#### Activity
If a line in the listing below contains "icon", return that line.
Start of Task material
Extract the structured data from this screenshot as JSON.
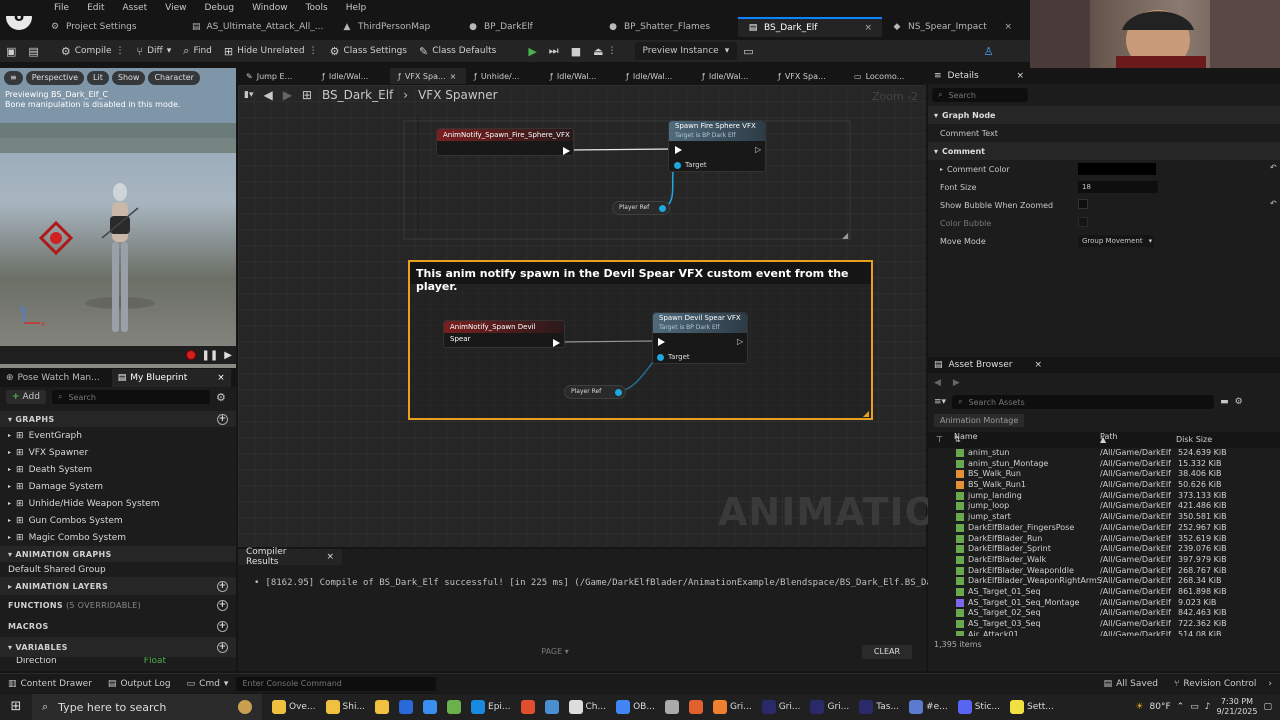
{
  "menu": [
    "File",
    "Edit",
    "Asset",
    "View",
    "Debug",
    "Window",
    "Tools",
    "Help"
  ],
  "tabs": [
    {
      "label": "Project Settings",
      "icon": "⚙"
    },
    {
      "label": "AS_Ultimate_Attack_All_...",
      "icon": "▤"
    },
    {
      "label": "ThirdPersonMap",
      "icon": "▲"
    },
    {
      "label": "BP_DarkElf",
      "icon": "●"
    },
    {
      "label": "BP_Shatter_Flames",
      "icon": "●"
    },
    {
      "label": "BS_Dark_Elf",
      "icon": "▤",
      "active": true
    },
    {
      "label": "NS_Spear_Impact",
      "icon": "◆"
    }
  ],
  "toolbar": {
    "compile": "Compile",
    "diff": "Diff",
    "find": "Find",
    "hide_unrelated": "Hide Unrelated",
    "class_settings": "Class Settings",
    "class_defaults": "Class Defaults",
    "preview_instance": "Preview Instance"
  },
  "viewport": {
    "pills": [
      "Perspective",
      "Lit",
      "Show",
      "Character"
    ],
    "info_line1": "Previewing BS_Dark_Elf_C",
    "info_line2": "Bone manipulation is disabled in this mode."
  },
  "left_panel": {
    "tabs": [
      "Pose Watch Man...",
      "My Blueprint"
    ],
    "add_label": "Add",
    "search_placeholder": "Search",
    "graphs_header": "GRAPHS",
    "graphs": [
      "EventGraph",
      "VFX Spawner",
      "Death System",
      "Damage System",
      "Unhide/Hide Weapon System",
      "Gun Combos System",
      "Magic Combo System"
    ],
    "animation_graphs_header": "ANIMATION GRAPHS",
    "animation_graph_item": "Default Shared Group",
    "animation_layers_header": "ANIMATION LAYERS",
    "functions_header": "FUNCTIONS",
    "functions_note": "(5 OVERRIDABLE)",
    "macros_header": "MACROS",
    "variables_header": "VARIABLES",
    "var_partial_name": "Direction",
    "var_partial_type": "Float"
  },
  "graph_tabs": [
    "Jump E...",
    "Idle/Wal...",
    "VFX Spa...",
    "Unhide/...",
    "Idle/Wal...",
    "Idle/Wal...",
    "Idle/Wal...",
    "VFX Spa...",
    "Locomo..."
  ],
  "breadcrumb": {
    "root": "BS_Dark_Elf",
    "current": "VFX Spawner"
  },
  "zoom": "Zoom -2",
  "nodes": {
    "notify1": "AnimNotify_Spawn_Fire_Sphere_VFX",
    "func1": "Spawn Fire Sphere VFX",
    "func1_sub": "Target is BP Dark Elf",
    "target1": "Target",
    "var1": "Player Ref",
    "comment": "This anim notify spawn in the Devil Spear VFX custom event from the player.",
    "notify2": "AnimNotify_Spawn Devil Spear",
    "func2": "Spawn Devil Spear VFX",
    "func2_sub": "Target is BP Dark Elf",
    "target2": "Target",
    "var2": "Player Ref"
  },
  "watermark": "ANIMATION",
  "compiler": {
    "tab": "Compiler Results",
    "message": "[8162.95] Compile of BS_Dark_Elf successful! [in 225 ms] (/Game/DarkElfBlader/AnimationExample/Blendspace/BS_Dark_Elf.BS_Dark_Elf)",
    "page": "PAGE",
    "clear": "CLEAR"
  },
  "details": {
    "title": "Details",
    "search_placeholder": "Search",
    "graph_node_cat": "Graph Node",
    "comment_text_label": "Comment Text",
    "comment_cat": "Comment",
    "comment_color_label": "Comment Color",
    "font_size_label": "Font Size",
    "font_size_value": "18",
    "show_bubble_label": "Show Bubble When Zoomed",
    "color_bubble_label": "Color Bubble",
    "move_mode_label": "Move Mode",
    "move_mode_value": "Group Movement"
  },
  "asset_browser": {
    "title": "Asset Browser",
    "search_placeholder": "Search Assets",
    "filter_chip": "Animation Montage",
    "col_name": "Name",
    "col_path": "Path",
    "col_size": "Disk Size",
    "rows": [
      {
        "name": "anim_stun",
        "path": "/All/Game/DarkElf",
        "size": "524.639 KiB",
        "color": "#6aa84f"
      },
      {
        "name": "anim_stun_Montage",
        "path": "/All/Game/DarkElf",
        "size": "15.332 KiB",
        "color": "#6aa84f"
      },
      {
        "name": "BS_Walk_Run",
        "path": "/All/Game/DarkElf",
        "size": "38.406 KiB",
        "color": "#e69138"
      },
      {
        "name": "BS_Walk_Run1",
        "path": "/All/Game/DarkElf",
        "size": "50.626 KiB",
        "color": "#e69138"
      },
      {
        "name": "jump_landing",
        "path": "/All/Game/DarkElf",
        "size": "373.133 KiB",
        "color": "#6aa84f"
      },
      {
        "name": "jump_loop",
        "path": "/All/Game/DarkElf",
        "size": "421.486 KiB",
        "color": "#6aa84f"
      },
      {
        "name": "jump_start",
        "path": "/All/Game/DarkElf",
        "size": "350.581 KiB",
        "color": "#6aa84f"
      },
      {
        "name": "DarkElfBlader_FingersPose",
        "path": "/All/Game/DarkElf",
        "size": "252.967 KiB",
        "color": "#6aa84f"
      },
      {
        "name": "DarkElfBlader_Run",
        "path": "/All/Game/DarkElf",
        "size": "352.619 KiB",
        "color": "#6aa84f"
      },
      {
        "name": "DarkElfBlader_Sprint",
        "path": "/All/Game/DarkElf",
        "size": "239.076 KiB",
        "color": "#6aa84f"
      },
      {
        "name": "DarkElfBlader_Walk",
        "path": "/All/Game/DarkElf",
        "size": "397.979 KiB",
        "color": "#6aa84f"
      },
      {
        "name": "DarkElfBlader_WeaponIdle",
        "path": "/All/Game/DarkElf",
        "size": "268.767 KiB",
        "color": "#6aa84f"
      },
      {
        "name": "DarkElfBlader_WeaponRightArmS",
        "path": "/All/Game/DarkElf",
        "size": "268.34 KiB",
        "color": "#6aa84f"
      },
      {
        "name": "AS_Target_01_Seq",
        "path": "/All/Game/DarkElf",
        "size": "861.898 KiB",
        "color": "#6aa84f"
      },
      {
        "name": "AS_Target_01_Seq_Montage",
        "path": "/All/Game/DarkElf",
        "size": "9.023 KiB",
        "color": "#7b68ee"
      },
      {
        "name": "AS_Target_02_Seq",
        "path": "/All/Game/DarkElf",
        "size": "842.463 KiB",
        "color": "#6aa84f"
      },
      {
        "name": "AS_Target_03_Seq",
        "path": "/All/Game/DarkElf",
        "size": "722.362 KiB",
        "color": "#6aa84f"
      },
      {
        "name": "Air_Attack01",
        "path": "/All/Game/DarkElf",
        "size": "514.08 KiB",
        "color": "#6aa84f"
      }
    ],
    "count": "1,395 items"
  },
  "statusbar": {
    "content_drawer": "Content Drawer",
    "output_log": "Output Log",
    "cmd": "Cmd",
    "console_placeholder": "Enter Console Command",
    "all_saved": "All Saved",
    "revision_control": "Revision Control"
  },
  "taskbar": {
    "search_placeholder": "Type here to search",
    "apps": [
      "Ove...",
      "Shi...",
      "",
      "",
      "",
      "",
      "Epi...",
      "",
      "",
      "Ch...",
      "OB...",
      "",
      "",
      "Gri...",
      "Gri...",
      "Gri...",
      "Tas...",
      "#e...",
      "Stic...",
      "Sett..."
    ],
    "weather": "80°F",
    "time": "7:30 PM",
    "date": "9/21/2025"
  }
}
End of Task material
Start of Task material
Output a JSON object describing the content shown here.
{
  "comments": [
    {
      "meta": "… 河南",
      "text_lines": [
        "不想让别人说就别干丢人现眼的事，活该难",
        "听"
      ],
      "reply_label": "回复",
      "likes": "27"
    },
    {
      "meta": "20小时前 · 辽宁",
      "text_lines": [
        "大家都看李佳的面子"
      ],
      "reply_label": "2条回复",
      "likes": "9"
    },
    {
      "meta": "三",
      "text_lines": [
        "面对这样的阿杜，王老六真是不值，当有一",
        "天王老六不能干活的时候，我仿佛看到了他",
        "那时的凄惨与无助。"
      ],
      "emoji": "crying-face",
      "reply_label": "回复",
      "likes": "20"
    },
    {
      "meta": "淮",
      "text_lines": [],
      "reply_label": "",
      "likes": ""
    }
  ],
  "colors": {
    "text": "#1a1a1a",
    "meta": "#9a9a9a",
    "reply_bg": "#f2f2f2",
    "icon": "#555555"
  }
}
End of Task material
#### Written response
      "icon": "⚙"
      "icon": "▤"
      "icon": "▲"
      "icon": "●"
      "icon": "●"
      "icon": "▤",
      "icon": "◆"
    "icon": "#555555"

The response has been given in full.